Right. Child of God I have. I'm just going to do that next after I finish the trilogy [All the Pretty Horses, The Crossing and Cities of the Plain]. I'm just on the last book of the trilogy.
I think Child of God's probably my favorite.
Yeah? Is it more macabre?
Well, it's pretty fucked up.
I love that aspect of him, you know.
I like small, tightly wound books. Like really good novellas. You know, fiction that in a way operates like poetry in its preciseness.
That's what I like about Lolita, because the whole thing is like a big tone poem, you know.
Well then, I think you'll like Child of God.
That's the next one I'm going to read right after I, I'm almost finished with Cities of the Plain.
I think it's probably the tightest of McCarthy's early work.
Did you read The Road, though?

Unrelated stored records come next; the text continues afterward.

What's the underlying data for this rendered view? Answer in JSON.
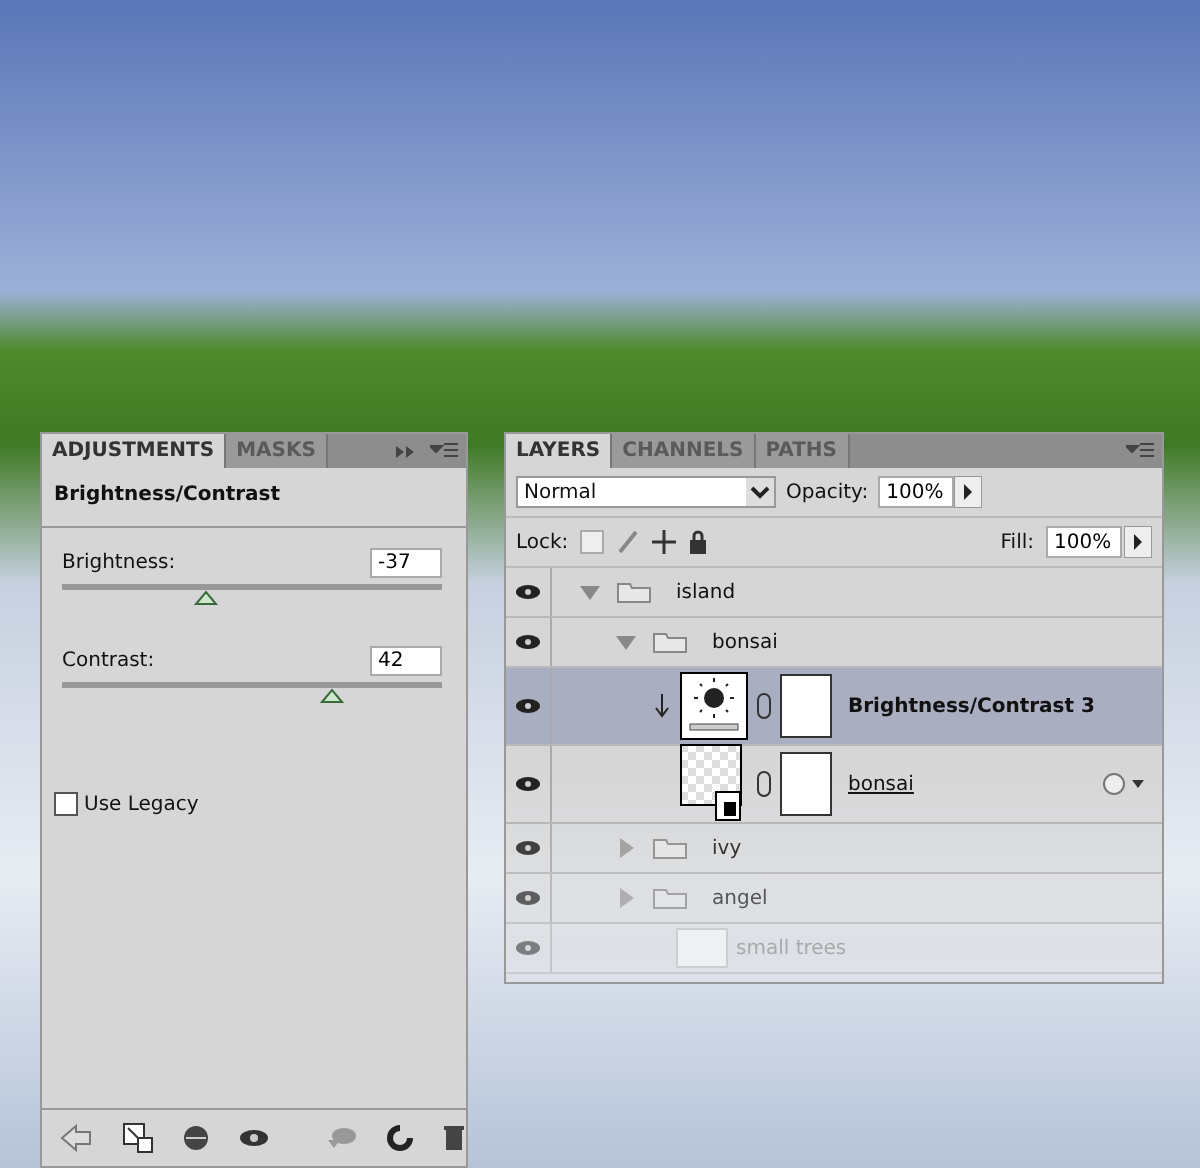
{
  "adjustments_panel": {
    "tabs": [
      {
        "label": "ADJUSTMENTS",
        "selected": true
      },
      {
        "label": "MASKS",
        "selected": false
      }
    ],
    "title": "Brightness/Contrast",
    "sliders": [
      {
        "label": "Brightness:",
        "value": "-37",
        "level": 0.38
      },
      {
        "label": "Contrast:",
        "value": "42",
        "level": 0.71
      }
    ],
    "use_legacy": {
      "label": "Use Legacy",
      "checked": false
    }
  },
  "layers_panel": {
    "tabs": [
      {
        "label": "LAYERS",
        "selected": true
      },
      {
        "label": "CHANNELS",
        "selected": false
      },
      {
        "label": "PATHS",
        "selected": false
      }
    ],
    "blend_mode": "Normal",
    "opacity_label": "Opacity:",
    "opacity": "100%",
    "lock_label": "Lock:",
    "fill_label": "Fill:",
    "fill": "100%",
    "layers": [
      {
        "name": "island",
        "kind": "folder",
        "expanded": true,
        "selected": false,
        "children": [
          {
            "name": "bonsai",
            "kind": "folder",
            "expanded": true,
            "selected": false,
            "children": [
              {
                "name": "Brightness/Contrast 3",
                "kind": "adjustment",
                "selected": true,
                "clipped": true
              },
              {
                "name": "bonsai",
                "kind": "smart",
                "selected": false,
                "clipped": false
              }
            ]
          },
          {
            "name": "ivy",
            "kind": "folder",
            "expanded": false,
            "selected": false
          },
          {
            "name": "angel",
            "kind": "folder",
            "expanded": false,
            "selected": false
          },
          {
            "name": "small trees",
            "kind": "layer",
            "selected": false,
            "clipped": false
          }
        ]
      }
    ]
  }
}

It's so heavy. And it just stays with you. And it's so awful. It's awful but it's so compelling at the same time. You should read it. I recommend it. In the fucking blurb in the book it says it's his most accessible book and in a way it kind of is because it's different than the other ones, but it's not, you know. But it's very, very tight.

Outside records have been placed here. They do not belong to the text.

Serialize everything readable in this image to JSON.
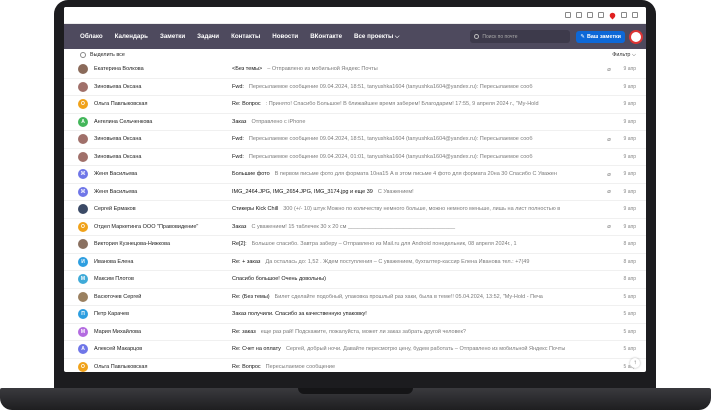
{
  "nav": {
    "items": [
      "Облако",
      "Календарь",
      "Заметки",
      "Задачи",
      "Контакты",
      "Новости",
      "ВКонтакте",
      "Все проекты"
    ],
    "search_placeholder": "Поиск по почте",
    "write_label": "Ваш заметки"
  },
  "list": {
    "select_all": "Выделить все",
    "filter": "Фильтр"
  },
  "colors": {
    "header": "#4e4a5e",
    "accent": "#0d68d8"
  },
  "emails": [
    {
      "sender": "Екатерина Волкова",
      "subject": "<Без темы>",
      "snippet": "– Отправлено из мобильной Яндекс Почты",
      "date": "9 апр",
      "clip": true,
      "avatar": "photo",
      "color": "#8a6a5a",
      "letter": ""
    },
    {
      "sender": "Зиновьева Оксана",
      "subject": "Fwd:",
      "snippet": "Пересылаемое сообщение 09.04.2024, 18:51, tanyushka1604 (tanyushka1604@yandex.ru): Пересылаемое сооб",
      "date": "9 апр",
      "clip": false,
      "avatar": "photo",
      "color": "#a0706a",
      "letter": ""
    },
    {
      "sender": "Ольга Павлыковская",
      "subject": "Re: Вопрос",
      "snippet": ": Принято! Спасибо Большое! В ближайшее время заберем! Благодарим! 17:55, 9 апреля 2024 г., \"My-Hold",
      "date": "9 апр",
      "clip": false,
      "avatar": "letter",
      "color": "#f0a21a",
      "letter": "О"
    },
    {
      "sender": "Ангелина Сельченкова",
      "subject": "Заказ",
      "snippet": "Отправлено с iPhone",
      "date": "9 апр",
      "clip": false,
      "avatar": "letter",
      "color": "#43b65a",
      "letter": "А"
    },
    {
      "sender": "Зиновьева Оксана",
      "subject": "Fwd:",
      "snippet": "Пересылаемое сообщение 09.04.2024, 18:51, tanyushka1604 (tanyushka1604@yandex.ru): Пересылаемое сооб",
      "date": "9 апр",
      "clip": true,
      "avatar": "photo",
      "color": "#a0706a",
      "letter": ""
    },
    {
      "sender": "Зиновьева Оксана",
      "subject": "Fwd:",
      "snippet": "Пересылаемое сообщение 09.04.2024, 01:01, tanyushka1604 (tanyushka1604@yandex.ru): Пересылаемое сооб",
      "date": "9 апр",
      "clip": false,
      "avatar": "photo",
      "color": "#a0706a",
      "letter": ""
    },
    {
      "sender": "Женя Васильева",
      "subject": "Большие фото",
      "snippet": "В первом письме фото для формата 10на15 А в этом письме 4 фото для формата 20на 30 Спасибо С Уважен",
      "date": "9 апр",
      "clip": true,
      "avatar": "letter",
      "color": "#6f76e8",
      "letter": "Ж"
    },
    {
      "sender": "Женя Васильева",
      "subject": "IMG_2464.JPG, IMG_2654.JPG, IMG_3174.jpg и еще 39",
      "snippet": "С Уважением!",
      "date": "9 апр",
      "clip": true,
      "avatar": "letter",
      "color": "#6f76e8",
      "letter": "Ж"
    },
    {
      "sender": "Сергей Ермаков",
      "subject": "Стикеры Kick Chill",
      "snippet": "300 (+/- 10) штук Можно по количеству немного больше, можно немного меньше, лишь на лист полностью в",
      "date": "9 апр",
      "clip": false,
      "avatar": "photo",
      "color": "#3b4a66",
      "letter": ""
    },
    {
      "sender": "Отдел Маркетинга ООО \"Правовидение\"",
      "subject": "Заказ",
      "snippet": "С уважением! 15 таблечек 30 х 20 см ___________________________________",
      "date": "9 апр",
      "clip": true,
      "avatar": "letter",
      "color": "#f0a21a",
      "letter": "О"
    },
    {
      "sender": "Виктория Кузнецова-Нижкова",
      "subject": "Re[2]:",
      "snippet": "Большое спасибо. Завтра заберу – Отправлено из Mail.ru для Android понедельник, 08 апреля 2024г., 1",
      "date": "8 апр",
      "clip": false,
      "avatar": "photo",
      "color": "#8a7060",
      "letter": ""
    },
    {
      "sender": "Иванова Елена",
      "subject": "Re: + заказ",
      "snippet": "Да осталась до: 1,52 . Ждем поступления – С уважением, бухгалтер-кассир Елена Иванова тел.: +7(49",
      "date": "8 апр",
      "clip": false,
      "avatar": "letter",
      "color": "#2d9ee0",
      "letter": "И"
    },
    {
      "sender": "Максим Плотов",
      "subject": "Спасибо большое! Очень довольны)",
      "snippet": "",
      "date": "8 апр",
      "clip": false,
      "avatar": "letter",
      "color": "#3faad8",
      "letter": "М"
    },
    {
      "sender": "Васюточев Сергей",
      "subject": "Re: (Без темы)",
      "snippet": "Билет сделайте подобный, упаковка прошлый раз хаки, была в теме!! 05.04.2024, 13:52, \"My-Hold - Печа",
      "date": "5 апр",
      "clip": false,
      "avatar": "photo",
      "color": "#9a8060",
      "letter": ""
    },
    {
      "sender": "Петр Карачев",
      "subject": "Заказ получили. Спасибо за качественную упаковку!",
      "snippet": "",
      "date": "5 апр",
      "clip": false,
      "avatar": "letter",
      "color": "#2d9ee0",
      "letter": "П"
    },
    {
      "sender": "Мария Михайлова",
      "subject": "Re: заказ",
      "snippet": "еще раз рай! Подскажите, пожалуйста, может ли заказ забрать другой человек?",
      "date": "5 апр",
      "clip": false,
      "avatar": "letter",
      "color": "#b36be0",
      "letter": "М"
    },
    {
      "sender": "Алексей Макарцов",
      "subject": "Re: Счет на оплату",
      "snippet": "Сергей, добрый ночи. Давайте пересмотрю цену, будем работать – Отправлено из мобильной Яндекс Почты",
      "date": "5 апр",
      "clip": false,
      "avatar": "letter",
      "color": "#6f76e8",
      "letter": "А"
    },
    {
      "sender": "Ольга Павлыковская",
      "subject": "Re: Вопрос",
      "snippet": "Пересылаемое сообщение",
      "date": "5 апр",
      "clip": false,
      "avatar": "letter",
      "color": "#f0a21a",
      "letter": "О"
    }
  ]
}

I'll put it on the summer reading list.
Yeah, I recommend it highly, but it really stays with you. It's about this guy traveling after some sort of unspecified nuclear event, you know. And there's nothing. There's just nothing. He's just traveling through this world of nothingness with his kid. It's gruesome, but fascinating.
Would it make a good movie?
No, it's so mental in a way. I don't know. I don't think you could capture the same thing that reading it does to your brain. I don't know. I think the trilogy would make a great . . . Didn't they make Pretty Horses into a film?
Yeah, Billy Bob Thornton directed that one. And I think maybe even Penelope Cruz was in it. I think she was the . . .
The girl, yeah. Huh. I was thinking that those three might work, and then I kept seeing Blood Meridian as some sort of a Jodorowsky/Fellini fucking fever dream type film, you know. Because that's a great thing. Because his fucking writing is like so hypnotic it pulls you in. It lulls you. And some of them are these long spaces where nothing happens except for imagery and scenery and this visceral shit, and then these little bursts of action and violence. It's terrific shit. I'm really enjoying it. I'm a big reader, as you can see.
I can definitely can tell. So here's kind of a segue. Tell me the name of a movie you've seen at least three times.
Shit. Any of those Fellini . . . 8 1/2 is one of my favorite movies of all time. I watch that repeatedly. And I was watching fucking No Country for Old Men several times because there's something about it and that's what drew me into the reading of all his stuff.
Was that your favorite movie of last year?
Yeah. No, I liked the Sinclair Lewis thing [There Will Be Blood, adapted from Lewis' Oil!]. I liked that too. I've got to read that yet too. I have that on my . . . I buy all these fucking books and I don't have enough time to read them. I've got to read that yet. I read The Jungle which is kind of cool.